Copy each line of the entries that includes the word "data".

(Web page and app entries)
* * * * * * * * *

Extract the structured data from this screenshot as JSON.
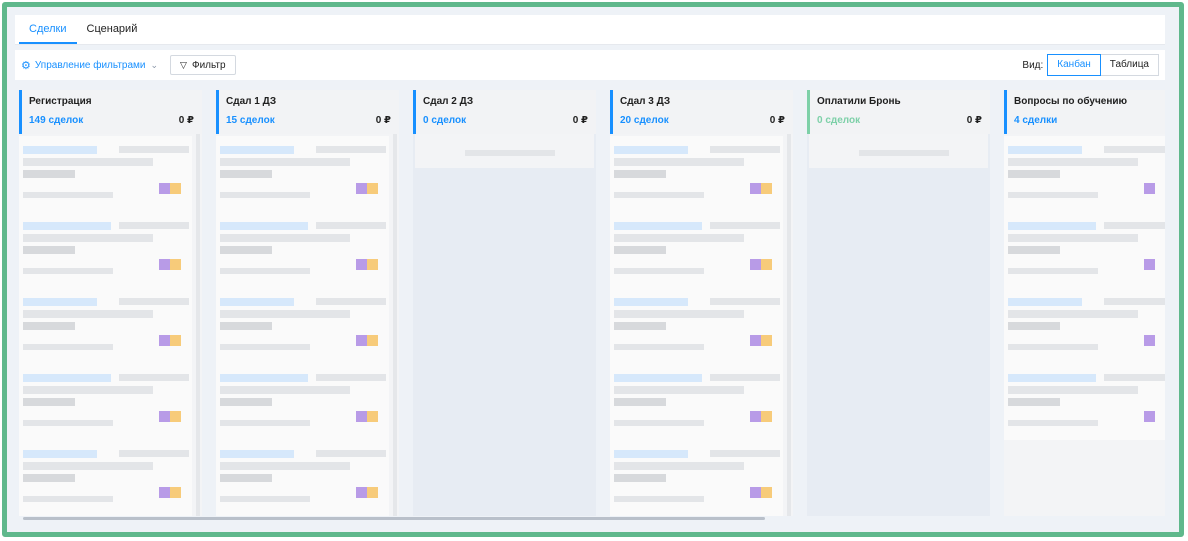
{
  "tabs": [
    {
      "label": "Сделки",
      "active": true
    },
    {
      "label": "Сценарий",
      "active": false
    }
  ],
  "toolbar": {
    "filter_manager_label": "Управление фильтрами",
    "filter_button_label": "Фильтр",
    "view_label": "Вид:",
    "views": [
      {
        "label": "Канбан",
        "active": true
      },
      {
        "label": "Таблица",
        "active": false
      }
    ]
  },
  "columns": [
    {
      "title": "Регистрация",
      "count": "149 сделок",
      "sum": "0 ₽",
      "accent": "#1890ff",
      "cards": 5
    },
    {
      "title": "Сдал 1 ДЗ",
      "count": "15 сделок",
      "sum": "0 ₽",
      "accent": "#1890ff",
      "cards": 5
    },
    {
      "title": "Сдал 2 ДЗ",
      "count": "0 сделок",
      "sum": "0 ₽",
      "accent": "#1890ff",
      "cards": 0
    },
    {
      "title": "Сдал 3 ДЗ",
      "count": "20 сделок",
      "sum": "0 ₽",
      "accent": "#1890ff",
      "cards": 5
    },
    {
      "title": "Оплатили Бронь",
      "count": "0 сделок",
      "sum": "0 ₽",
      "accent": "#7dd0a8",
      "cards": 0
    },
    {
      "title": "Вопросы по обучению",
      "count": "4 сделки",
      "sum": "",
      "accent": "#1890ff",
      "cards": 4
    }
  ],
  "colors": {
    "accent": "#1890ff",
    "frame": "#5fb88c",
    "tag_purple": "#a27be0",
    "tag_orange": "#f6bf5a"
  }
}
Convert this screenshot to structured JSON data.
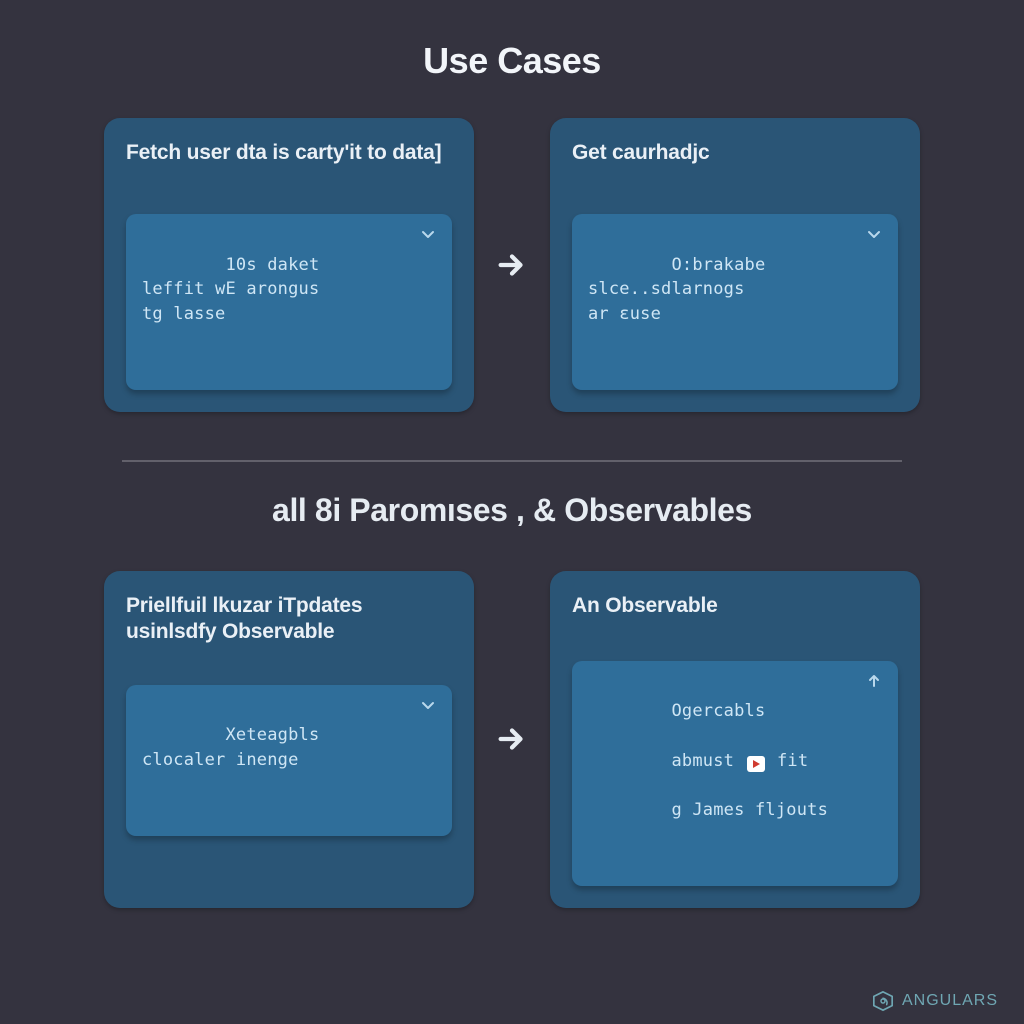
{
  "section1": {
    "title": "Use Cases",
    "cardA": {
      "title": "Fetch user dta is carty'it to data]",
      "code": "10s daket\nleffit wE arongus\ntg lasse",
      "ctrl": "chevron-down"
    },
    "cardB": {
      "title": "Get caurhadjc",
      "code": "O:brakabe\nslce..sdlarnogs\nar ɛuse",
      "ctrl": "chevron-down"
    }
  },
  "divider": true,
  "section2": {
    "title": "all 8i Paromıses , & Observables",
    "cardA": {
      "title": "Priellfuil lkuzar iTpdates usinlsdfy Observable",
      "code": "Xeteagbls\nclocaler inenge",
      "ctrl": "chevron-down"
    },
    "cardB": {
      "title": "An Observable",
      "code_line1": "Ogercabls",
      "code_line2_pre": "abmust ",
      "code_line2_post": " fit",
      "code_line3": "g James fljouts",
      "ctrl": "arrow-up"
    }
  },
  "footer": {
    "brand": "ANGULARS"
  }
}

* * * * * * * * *

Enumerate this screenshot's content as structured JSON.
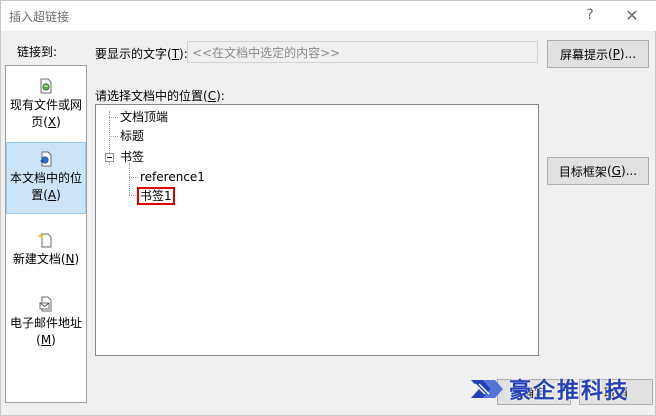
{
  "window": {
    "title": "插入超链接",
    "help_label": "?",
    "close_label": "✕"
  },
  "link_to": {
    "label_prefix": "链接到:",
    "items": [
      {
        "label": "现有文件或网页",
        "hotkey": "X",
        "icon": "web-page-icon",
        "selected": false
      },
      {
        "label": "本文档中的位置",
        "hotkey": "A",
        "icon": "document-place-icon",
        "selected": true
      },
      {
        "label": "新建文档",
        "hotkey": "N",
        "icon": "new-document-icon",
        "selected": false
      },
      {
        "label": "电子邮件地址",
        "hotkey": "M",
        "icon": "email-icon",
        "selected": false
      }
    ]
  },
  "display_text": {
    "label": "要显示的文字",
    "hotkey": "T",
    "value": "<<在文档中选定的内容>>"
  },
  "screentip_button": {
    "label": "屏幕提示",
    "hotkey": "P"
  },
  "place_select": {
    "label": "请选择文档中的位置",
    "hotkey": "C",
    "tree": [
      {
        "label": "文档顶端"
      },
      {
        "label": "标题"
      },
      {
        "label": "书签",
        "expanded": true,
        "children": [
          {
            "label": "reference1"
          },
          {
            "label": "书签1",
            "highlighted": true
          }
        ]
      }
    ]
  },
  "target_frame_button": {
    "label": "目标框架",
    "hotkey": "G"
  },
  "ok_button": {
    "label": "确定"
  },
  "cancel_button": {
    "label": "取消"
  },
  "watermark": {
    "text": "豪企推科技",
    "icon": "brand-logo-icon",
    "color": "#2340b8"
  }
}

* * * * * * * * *

▸ Exercise answer:
Extract the structured data from this screenshot as JSON.
Convert this screenshot to structured JSON data.
      "title": "Fetch user dta is carty'it to data]",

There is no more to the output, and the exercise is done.